IPCC Report: Extreme Weather Events Have Not Increased
The United Nations Intergovernmental Panel On Climate Change’s (IPCC) newly-released climate report, once again, found little to no evidence global warming caused many types of extreme weather events to increase.
“The IPCC once again reports that there is little basis for claiming that drought, floods, hurricanes, tornadoes have increased, much less increased due to” greenhouse gases, University of Colorado professor Roger Pielke, Jr. tweeted Sunday night.
For example, the IPCC’s report noted that “there is only low confidence regarding changes in global tropical cyclone numbers under global warming over the last four decades.” Pielke pointed out this inconvenient data.

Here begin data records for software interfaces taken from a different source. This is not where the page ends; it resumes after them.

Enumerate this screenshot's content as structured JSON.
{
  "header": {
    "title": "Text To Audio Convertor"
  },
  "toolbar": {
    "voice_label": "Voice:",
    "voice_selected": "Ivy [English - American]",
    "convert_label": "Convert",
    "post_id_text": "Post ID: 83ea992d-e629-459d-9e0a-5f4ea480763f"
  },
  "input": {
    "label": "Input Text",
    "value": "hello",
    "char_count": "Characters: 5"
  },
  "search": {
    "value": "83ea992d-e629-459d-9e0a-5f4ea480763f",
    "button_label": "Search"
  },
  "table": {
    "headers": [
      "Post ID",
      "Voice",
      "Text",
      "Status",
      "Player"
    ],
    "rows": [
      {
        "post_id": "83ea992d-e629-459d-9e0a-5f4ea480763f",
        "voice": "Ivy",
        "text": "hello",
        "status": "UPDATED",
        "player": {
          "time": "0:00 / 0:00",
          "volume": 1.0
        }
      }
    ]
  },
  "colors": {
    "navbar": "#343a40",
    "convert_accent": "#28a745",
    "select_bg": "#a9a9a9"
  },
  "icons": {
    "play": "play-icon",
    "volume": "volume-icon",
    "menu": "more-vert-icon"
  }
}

Much like the IPCC’s 2013 climate assessment, the new special report confirmed what Pielke and others have said for years about the relationship between global warming and extreme weather.

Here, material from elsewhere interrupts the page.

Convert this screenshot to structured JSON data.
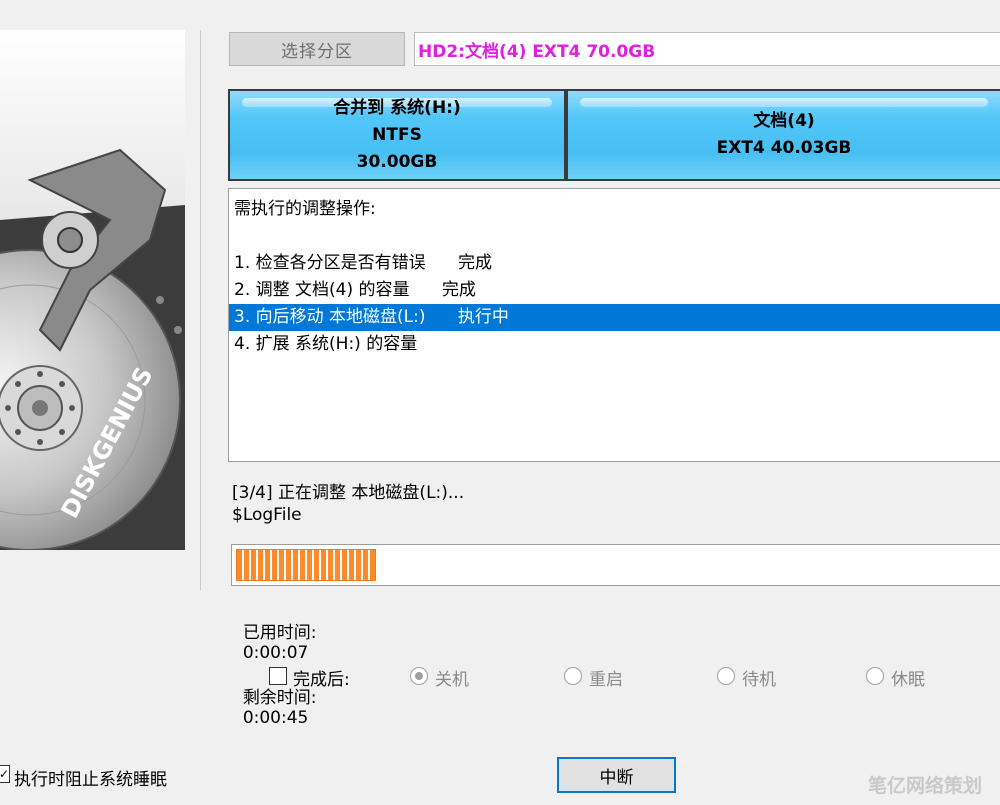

But don’t expect to hear that from many other media outlets, especially those that often cite individual weather events as evidence of man-made warming.

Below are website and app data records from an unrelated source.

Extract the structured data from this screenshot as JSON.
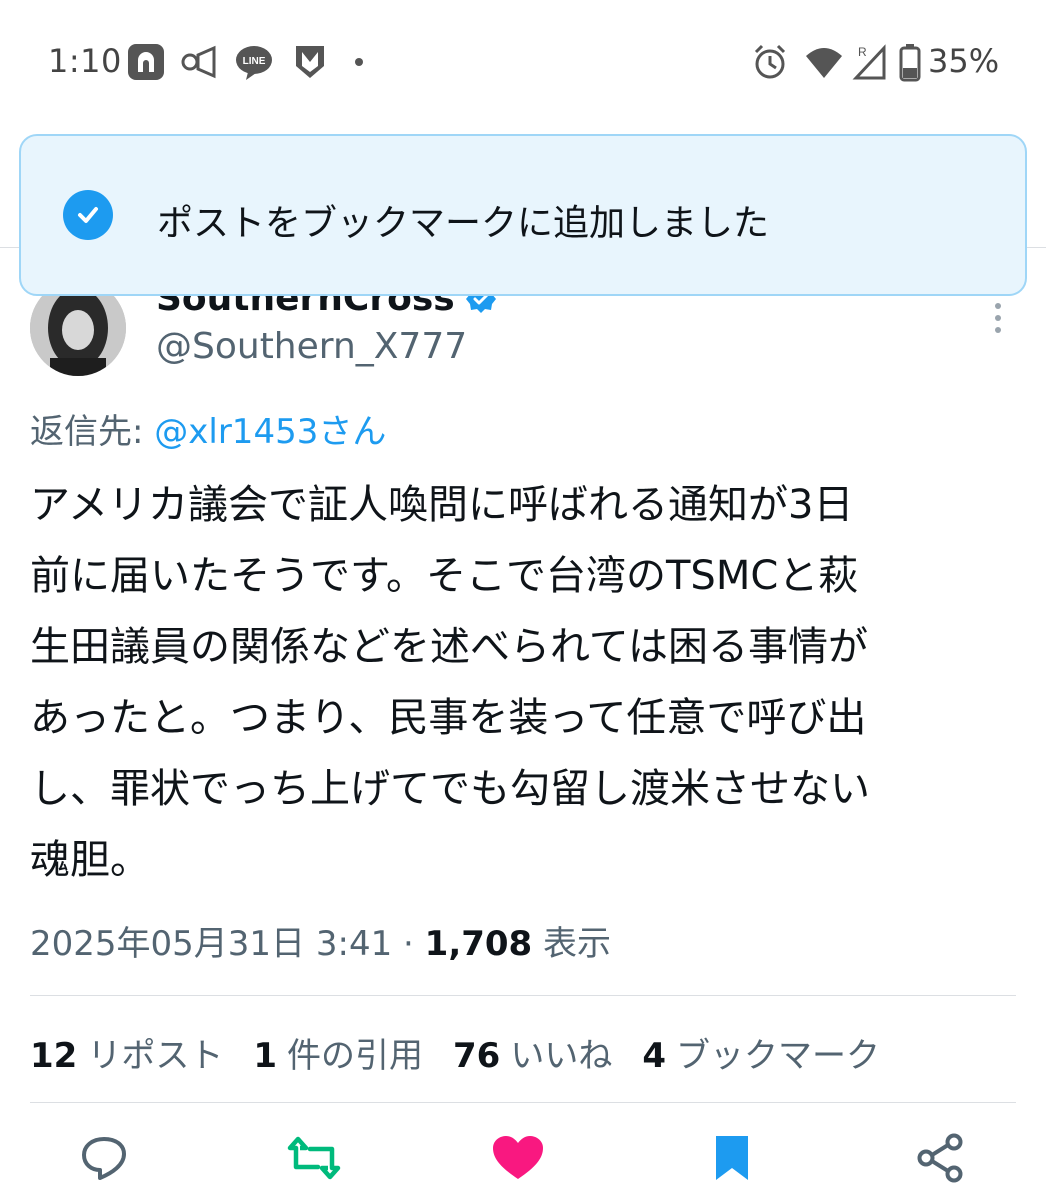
{
  "status_bar": {
    "time": "1:10",
    "battery": "35%",
    "left_icons": [
      "vpn-key-icon",
      "nfc-speaker-icon",
      "line-app-icon",
      "mcafee-shield-icon",
      "dot-icon"
    ],
    "right_icons": [
      "alarm-icon",
      "wifi-icon",
      "signal-roaming-icon",
      "battery-icon"
    ]
  },
  "toast": {
    "message": "ポストをブックマークに追加しました",
    "icon": "check-circle-icon",
    "color": "#1d9bf0"
  },
  "author": {
    "display_name": "SouthernCross",
    "handle": "@Southern_X777",
    "verified": true
  },
  "reply": {
    "prefix": "返信先: ",
    "mention": "@xlr1453さん"
  },
  "tweet": {
    "lines": [
      "アメリカ議会で証人喚問に呼ばれる通知が3日",
      "前に届いたそうです。そこで台湾のTSMCと萩",
      "生田議員の関係などを述べられては困る事情が",
      "あったと。つまり、民事を装って任意で呼び出",
      "し、罪状でっち上げてでも勾留し渡米させない",
      "魂胆。"
    ]
  },
  "meta": {
    "datetime": "2025年05月31日 3:41",
    "separator": " · ",
    "views": "1,708",
    "views_label": " 表示"
  },
  "stats": [
    {
      "count": "12",
      "label": "リポスト"
    },
    {
      "count": "1",
      "label": "件の引用"
    },
    {
      "count": "76",
      "label": "いいね"
    },
    {
      "count": "4",
      "label": "ブックマーク"
    }
  ],
  "actions": {
    "reply": "reply-icon",
    "repost": "repost-icon",
    "like": "like-icon",
    "bookmark": "bookmark-icon",
    "share": "share-icon",
    "colors": {
      "repost": "#00ba7c",
      "like": "#f91880",
      "bookmark": "#1d9bf0",
      "default": "#536471"
    }
  }
}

For example, The Washington Post’s write-up of the IPCC’s report focused on the mainline findings — namely, that “the world is woefully off target” to keep future global warming below 1.5 degrees Celsius.
The New York Times highlighted the IPCC’s warning of “a world of worsening food shortages and wildfires, and a mass die-off of coral reefs as soon as 2040.” Neither WaPo nor NYT mentioned the report’s findings on extreme weather.
The IPCC’s new report is meant to sound the alarm on global warming ahead of the UN climate summit, which is to be held in Poland this December. Delegates are expected to make further commitments to implement the Paris climate accord that calls for limiting future warming below 2 degrees Celsius by 2100.
Aside from dire predictions, however, the IPCC’s new report also noted that many types of extreme weather events are not getting worse.
When it comes to droughts, for example, the IPCC admits there is “low confidence in the sign of drought trends since 1950 at global scale. The report says there are “likely to be trends in some regions of the world,” including increasing droughts in the Mediterranean and decreasing droughts in parts of North America.
The IPCC also noted there is “low confidence due to limited evidence, however, that anthropogenic climate change has affected the frequency and the magnitude of floods.” The report added that “streamflow trends since 1950 are non-statistically significant in most of the world’s largest rivers.”
However, the report’s authors warned that future warming could exacerbate extreme weather and hurt the global economy. The report’s authors also claimed extreme weather had already increased, contrary to much of their own evidence.